The Board President and HOS should also collaborate to craft value-added Board meeting agendas and to orchestrate how they will conduct themselves before, during, and after the meetings to ensure desired outcomes.    

Level I: Board agendas are developed in advance, but typically Board members overtake the planned agendas and raise ad-hoc concerns. The Board President and HOS are frequently on the defensive during these meetings and often appear not to be aligned. This causes significant interpersonal tension.

Level II: The Board President and HOS consult relative to Board agenda topics prior to Board meetings, but the specifics of the meeting agendas and content are largely up to the president. On occasion, the HOS is taken by surprise when new information is shared with the Board that he/she has not had a chance to review and discuss with the Board President beforehand; this causes tension in their relationship.

Level III: The Board President and HOS jointly develop Board meeting key agendas, work together to ensure Board committee chairs are effectively prepared, define value-added Board development activities, and actively strategize on their respective roles in ensuring that desired outcomes are achieved.

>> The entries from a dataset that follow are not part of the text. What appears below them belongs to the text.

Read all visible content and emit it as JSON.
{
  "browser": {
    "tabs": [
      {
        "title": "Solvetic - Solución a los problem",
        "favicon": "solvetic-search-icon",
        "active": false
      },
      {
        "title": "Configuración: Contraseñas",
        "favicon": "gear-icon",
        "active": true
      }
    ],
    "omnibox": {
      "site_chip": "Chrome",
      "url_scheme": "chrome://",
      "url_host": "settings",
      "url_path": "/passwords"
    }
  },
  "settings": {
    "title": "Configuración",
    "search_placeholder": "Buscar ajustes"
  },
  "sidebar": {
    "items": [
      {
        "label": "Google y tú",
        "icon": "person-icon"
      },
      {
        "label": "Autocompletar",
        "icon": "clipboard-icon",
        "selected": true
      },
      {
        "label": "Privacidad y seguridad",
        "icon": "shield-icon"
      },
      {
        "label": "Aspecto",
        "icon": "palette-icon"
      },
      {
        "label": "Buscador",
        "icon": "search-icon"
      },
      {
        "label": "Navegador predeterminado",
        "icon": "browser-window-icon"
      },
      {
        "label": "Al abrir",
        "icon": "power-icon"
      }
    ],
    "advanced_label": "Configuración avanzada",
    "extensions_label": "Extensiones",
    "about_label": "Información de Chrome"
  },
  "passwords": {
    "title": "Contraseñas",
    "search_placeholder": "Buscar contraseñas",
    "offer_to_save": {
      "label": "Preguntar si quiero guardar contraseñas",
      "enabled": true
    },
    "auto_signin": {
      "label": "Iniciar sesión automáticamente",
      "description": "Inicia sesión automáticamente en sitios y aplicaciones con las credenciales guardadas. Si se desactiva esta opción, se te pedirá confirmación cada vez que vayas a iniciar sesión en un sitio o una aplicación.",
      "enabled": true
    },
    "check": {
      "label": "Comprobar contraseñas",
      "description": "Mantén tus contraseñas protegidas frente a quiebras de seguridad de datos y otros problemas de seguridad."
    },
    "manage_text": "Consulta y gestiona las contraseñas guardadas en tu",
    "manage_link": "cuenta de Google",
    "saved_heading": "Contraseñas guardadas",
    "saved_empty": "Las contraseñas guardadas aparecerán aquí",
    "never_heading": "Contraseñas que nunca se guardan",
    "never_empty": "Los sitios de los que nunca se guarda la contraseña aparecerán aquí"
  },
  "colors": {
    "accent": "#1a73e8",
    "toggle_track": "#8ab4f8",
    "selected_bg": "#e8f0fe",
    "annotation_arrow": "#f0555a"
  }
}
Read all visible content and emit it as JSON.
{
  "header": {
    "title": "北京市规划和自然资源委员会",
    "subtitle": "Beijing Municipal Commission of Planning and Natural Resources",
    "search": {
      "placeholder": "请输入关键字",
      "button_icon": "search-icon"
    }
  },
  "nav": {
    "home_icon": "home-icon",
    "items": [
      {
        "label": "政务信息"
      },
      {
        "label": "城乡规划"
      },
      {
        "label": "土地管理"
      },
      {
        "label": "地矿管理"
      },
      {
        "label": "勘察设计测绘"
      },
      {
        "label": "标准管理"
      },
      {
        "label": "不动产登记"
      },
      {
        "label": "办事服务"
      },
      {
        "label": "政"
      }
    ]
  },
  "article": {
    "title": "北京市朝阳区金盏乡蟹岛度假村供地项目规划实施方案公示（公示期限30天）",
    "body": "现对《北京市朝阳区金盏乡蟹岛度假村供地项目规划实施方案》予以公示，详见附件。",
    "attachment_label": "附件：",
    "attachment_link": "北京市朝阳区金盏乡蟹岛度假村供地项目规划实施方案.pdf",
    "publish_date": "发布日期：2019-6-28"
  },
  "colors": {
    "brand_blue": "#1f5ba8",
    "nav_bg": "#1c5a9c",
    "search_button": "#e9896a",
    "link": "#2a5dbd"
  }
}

Conclusion

As you are well aware from your own experience, there are many roles and responsibilities of both the HOS and the BOT in a Montessori school. However, it is clearly defining those roles and then working together, that will help determine your school’s long-term success. If this relationship is not working well in your school, it is impossible to realize your school’s full potential, and it needs to be addressed quickly. Your desire to help impact the lives of your students is worth the time and effort to form a strong relationship that benefits the HOS, BOT, and your school community. 

ML/ September 2018/ pg 4

Mary Beth Ricks
Mary Beth Ricks